JeppView has been around for a few years delivering those famous Jeppesen approach charts via computer. But it is only in the last year or so that the airborne hardware has caught up and now pilots of all categories of airplanes can see Jepp charts in the cockpit. The magic of JeppView - and the results of a multiyear effort at Jeppesen - is a vector based storage system that allows approach charts of superb resolution and detail to be stored in very small electronic files. Every approach chart in the United States, which add up to nearly 60 pounds when printed on paper, can be stored in less than 250 MB of memory. That means that Avidyne and Garmin can easily show any of the thousands of charts in the cockpit of a piston airplane, just as Collins, Honeywell and others do in jets. And a host of companies offer JeppView charts on portable electronic flight bags. Before departure you can print the charts you'll use from your computer, and make them as large as your aging eyes want.For finally making the "paperless" cockpit a near reality, and providing the important safety advantage of seeing your actual position on an airport taxi diagram or instrument approach, we congratulate Jeppesen with an Editors' Choice Award for JeppView electronic chart service.
Gulfstream G150

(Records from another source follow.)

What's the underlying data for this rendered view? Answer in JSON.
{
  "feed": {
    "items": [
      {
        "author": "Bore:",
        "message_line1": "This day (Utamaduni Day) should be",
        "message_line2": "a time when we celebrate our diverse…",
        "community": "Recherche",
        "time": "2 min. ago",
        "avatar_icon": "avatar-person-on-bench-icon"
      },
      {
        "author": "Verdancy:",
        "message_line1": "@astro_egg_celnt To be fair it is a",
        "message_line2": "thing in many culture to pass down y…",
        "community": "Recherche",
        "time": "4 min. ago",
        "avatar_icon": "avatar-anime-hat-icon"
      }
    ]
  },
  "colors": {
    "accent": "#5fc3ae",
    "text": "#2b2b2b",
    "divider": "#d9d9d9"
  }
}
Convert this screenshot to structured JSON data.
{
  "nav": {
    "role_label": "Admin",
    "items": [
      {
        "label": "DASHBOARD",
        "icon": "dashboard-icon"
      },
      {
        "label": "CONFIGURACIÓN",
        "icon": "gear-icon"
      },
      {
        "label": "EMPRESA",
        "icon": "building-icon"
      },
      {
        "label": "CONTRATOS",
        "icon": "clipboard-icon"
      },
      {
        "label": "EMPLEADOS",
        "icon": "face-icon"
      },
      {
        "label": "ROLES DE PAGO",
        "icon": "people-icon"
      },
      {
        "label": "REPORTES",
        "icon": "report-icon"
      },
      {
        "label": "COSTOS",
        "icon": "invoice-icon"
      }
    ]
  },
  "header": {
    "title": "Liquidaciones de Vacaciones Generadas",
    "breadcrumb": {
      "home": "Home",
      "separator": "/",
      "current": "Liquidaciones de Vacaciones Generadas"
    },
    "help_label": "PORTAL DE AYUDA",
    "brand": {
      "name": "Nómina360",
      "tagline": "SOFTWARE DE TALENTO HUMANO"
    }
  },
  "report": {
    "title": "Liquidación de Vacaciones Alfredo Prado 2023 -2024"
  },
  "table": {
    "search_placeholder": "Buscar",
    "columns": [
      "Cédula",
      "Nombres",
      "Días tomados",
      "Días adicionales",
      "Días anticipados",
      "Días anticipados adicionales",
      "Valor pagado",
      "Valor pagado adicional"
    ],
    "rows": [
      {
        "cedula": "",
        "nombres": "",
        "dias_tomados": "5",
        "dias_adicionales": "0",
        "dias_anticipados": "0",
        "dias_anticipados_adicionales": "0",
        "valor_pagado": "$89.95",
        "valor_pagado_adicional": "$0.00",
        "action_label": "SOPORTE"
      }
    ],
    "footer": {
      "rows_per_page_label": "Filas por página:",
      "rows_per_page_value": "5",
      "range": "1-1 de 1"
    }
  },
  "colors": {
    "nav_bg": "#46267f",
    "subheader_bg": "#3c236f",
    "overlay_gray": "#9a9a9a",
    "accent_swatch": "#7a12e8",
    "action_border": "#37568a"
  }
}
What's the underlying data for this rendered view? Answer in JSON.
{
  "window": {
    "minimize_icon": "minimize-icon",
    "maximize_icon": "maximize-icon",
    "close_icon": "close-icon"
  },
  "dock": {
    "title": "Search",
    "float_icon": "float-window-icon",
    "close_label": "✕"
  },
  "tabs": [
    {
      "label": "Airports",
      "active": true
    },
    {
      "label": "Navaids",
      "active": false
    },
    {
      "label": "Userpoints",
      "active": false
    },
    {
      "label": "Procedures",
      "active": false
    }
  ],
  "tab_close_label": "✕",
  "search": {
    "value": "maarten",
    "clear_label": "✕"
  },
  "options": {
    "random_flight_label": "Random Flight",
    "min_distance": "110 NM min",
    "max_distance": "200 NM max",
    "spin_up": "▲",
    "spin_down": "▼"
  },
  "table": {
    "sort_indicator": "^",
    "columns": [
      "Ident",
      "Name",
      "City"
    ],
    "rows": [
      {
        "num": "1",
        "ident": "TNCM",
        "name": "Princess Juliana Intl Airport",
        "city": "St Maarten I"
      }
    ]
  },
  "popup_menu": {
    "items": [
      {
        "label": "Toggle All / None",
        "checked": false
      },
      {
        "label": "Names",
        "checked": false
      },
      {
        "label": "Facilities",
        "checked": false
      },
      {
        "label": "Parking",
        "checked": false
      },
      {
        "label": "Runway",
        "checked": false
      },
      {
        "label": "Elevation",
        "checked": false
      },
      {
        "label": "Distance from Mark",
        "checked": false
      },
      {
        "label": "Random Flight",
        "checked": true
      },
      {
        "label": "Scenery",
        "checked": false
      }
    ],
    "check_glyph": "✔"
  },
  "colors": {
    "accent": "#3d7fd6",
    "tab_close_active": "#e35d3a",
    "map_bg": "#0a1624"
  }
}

Gulfstream engineers seemed to do the impossible when, working with their partners at Israel Aircraft Industries, they widened the cabin of the G100 by a full 12 inches, making the resulting G150 the roomiest of the traditional midsize jets, but the airplane actually gained range and shortened its runway requirements. The cabin of the G150 has at least 25 percent more volume than its predecessor, but IFR range is now 2,950 nm, hundreds of miles more than the smaller G100. Takeoff runway length for the G150 turned out to be 5,000 feet at maximum weight, way below the design goal of 5,830 feet. Same for landing where the finished airplane needs 2,880 feet compared to the goal of 3,450 feet. And the finished G150 even came in under the empty weight target, something almost unheard of in airplane development.For surpassing every one of its own design goals, and for displaying such mastery of drag control that a wonderfully comfortable cabin can be flown further on the same fuel than its smaller predecessor, we applaud Gulfstream with an Editors' Choice Award for the G150.